1. People on a Health Care Card, or Low-Income Card
2. Seniors Health Care Card Holders
3. Children of refugees
4. People in the criminal justice system
5. People in Aged Care

Read our recommendations.

Creation of a new eligibility category for Aged Care under the Community Service Obligations component of the Australian Government Hearing Services Program.

Residents of aged care facilities are currently unable to access the hearing services they need under the Voucher Program component of the Hearing Services Program (HSP). These clients have complex needs and research has shown that residents in aged care require a different model of service delivery than is available through the Voucher Program.

Read our recommendations.

Testing to detect noise-induced hearing loss in the workplace.

The inability to hear can be a significant threat to a worker’s health and safety.
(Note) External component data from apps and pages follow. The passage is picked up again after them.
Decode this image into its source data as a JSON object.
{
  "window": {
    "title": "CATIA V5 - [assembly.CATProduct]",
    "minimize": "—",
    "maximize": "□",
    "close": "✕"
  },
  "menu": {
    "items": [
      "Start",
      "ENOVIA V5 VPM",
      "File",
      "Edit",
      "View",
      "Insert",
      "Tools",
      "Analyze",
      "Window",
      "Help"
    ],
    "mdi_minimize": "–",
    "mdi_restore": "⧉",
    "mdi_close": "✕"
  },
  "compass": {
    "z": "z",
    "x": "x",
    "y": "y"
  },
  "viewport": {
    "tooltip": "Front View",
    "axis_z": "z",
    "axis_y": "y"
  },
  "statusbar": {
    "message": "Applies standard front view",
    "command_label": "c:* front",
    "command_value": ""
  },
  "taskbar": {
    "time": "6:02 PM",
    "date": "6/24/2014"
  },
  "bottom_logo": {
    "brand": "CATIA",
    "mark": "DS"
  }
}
Occupational hearing loss and deafness is a completely preventable injury. It is a serious injury that has a profound impact on an individual’s quality of life.

Two characteristics of noise-induced hearing loss have been thoroughly established. The amount of hearing loss increases with noise intensity, duration and exposure, such that more intense and longer-duration noise exposures cause more severe hearing loss.

Deafness Forum Australia, Unions NSW, The Australian Workers Union (NSW Branch), and affiliate unions believe it is important to test a worker’s hearing at the commencement of their career (within three months of the worker commencing work where hearing protection is required), to provide a baseline measurement as a reference for future audiometric test results. Once this is done, early identification of changes to hearing due to noise is the most effective way of assessing the effectiveness of any control measure in place and in turn preventing hearing loss, which can take place over a long period of time or can in some cases be instant. Follow-up testing should occur every two years. Testing should occur well into the work shift so that any temporary hearing loss can be picked up. More frequent audiometric testing may be needed if exposures are equal to or greater than 100dB(A).

Not only does early detection of noise-induced hearing loss through audiometric testing in preventing further hearing loss, it also assists in the medical and scientific study of hearing loss.

Read our report.